WORK TO BE COMPLETED:
If a line in the entries contains the string "title", include that line in your answer.

RECORDED INFORMATION:
━━━━━━━━━━━━━━━━━━━━━━━━━━━━━━

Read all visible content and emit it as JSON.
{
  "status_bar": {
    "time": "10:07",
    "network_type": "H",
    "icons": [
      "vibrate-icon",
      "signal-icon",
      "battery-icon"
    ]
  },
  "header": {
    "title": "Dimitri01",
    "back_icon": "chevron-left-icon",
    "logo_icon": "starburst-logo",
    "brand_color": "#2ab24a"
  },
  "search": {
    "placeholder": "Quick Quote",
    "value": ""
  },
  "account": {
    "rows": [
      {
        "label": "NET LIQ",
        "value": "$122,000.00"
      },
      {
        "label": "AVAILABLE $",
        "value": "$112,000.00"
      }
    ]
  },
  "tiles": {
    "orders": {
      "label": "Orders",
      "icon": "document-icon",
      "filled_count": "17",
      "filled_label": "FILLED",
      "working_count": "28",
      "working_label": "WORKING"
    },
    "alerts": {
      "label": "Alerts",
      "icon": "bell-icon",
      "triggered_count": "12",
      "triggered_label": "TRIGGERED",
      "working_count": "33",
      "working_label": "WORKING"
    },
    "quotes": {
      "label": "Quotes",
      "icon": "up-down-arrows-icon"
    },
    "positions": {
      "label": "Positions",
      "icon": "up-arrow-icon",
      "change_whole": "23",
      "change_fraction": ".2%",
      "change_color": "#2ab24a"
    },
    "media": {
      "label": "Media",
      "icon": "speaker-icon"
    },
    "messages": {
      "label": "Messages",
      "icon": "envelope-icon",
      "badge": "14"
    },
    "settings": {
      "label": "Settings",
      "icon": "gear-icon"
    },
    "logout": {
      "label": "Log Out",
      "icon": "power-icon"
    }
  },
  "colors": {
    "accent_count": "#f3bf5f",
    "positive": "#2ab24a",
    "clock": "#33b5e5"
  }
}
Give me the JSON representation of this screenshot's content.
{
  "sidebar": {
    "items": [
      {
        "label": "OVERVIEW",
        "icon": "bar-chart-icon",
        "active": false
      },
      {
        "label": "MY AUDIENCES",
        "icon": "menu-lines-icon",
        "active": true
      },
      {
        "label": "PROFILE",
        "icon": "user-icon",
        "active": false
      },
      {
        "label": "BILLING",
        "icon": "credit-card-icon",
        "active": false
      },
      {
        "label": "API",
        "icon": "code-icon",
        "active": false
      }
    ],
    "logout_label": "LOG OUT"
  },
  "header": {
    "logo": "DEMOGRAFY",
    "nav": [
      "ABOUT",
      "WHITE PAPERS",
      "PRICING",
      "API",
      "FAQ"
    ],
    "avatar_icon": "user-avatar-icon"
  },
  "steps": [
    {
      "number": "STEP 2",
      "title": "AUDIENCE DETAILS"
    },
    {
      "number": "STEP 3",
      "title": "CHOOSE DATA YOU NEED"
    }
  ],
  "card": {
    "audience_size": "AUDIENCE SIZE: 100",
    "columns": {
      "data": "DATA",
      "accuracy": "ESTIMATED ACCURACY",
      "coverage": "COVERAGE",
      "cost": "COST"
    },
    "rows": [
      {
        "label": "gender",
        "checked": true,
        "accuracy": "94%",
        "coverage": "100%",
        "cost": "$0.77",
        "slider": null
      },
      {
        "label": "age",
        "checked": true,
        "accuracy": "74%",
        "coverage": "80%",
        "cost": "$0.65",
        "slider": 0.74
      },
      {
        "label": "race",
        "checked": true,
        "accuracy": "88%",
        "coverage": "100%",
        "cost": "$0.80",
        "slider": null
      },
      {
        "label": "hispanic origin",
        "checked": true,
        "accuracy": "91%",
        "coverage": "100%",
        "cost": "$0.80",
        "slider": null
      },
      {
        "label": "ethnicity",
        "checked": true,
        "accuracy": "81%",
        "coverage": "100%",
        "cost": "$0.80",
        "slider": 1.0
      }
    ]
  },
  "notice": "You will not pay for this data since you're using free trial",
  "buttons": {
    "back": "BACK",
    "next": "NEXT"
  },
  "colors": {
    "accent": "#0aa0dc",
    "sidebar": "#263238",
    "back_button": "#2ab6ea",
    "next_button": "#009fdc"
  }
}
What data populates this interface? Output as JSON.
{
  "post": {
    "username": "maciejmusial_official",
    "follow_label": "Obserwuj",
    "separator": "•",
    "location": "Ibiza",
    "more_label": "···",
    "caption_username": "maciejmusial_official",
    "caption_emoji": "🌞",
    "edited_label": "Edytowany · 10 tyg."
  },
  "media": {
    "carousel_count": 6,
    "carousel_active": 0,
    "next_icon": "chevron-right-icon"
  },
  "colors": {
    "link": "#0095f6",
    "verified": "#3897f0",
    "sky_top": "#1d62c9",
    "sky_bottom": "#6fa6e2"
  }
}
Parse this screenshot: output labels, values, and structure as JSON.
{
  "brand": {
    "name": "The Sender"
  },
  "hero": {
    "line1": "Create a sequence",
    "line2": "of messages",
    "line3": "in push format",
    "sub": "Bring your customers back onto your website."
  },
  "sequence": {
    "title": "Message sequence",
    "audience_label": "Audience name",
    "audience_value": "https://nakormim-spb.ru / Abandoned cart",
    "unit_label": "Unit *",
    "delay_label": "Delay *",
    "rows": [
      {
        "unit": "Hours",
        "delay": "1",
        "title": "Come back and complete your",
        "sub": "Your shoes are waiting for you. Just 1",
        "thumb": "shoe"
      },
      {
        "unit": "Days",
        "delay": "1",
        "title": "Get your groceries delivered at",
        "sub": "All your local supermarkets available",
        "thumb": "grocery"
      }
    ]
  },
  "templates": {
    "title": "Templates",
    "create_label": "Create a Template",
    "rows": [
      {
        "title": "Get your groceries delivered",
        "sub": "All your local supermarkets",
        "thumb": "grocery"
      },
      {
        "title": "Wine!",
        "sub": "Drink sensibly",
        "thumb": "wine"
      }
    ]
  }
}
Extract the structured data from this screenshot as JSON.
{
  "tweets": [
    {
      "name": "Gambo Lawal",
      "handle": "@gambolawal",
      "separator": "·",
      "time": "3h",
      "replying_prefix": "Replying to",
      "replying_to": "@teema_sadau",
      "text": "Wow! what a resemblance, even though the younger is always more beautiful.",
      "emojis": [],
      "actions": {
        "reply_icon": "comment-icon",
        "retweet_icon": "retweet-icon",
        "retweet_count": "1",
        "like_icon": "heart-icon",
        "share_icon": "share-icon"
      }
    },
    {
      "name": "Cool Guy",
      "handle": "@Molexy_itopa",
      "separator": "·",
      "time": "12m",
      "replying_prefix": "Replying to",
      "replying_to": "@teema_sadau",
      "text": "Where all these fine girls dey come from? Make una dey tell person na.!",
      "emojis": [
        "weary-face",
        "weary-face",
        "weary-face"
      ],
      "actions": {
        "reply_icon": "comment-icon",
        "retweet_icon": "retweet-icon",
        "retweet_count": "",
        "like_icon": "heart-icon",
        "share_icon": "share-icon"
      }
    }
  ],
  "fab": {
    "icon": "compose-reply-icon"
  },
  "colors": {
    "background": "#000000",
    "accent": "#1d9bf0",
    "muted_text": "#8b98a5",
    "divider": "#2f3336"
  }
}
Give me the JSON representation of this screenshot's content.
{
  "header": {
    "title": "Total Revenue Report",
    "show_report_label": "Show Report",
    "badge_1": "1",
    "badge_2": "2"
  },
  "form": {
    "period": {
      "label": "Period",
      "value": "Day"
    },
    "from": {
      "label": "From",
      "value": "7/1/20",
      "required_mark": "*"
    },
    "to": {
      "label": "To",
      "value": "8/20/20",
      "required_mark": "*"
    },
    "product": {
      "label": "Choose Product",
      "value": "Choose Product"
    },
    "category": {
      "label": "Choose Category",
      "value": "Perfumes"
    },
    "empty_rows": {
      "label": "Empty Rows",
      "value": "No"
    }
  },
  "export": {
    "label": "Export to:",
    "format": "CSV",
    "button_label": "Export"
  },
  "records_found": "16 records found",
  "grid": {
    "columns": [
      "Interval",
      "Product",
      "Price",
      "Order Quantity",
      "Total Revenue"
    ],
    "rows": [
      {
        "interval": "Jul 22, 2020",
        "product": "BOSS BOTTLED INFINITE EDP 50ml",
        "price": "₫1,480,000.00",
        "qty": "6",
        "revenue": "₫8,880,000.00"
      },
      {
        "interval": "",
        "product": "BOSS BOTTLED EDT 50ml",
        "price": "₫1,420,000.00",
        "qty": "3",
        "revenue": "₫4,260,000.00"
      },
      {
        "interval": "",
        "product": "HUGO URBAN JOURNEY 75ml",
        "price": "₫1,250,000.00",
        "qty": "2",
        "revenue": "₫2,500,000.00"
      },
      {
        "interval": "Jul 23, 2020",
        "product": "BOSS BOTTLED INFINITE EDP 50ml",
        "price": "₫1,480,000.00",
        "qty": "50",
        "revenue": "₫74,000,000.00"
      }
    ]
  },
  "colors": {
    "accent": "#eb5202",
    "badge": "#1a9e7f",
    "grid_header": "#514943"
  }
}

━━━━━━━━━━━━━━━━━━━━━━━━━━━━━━

RESULT BELOW:
    "title": "Dimitri01",
      "title": "AUDIENCE DETAILS"
      "title": "CHOOSE DATA YOU NEED"
    "title": "Message sequence",
        "title": "Come back and complete your",
        "title": "Get your groceries delivered at",
    "title": "Templates",
        "title": "Get your groceries delivered",
        "title": "Wine!",
    "title": "Total Revenue Report",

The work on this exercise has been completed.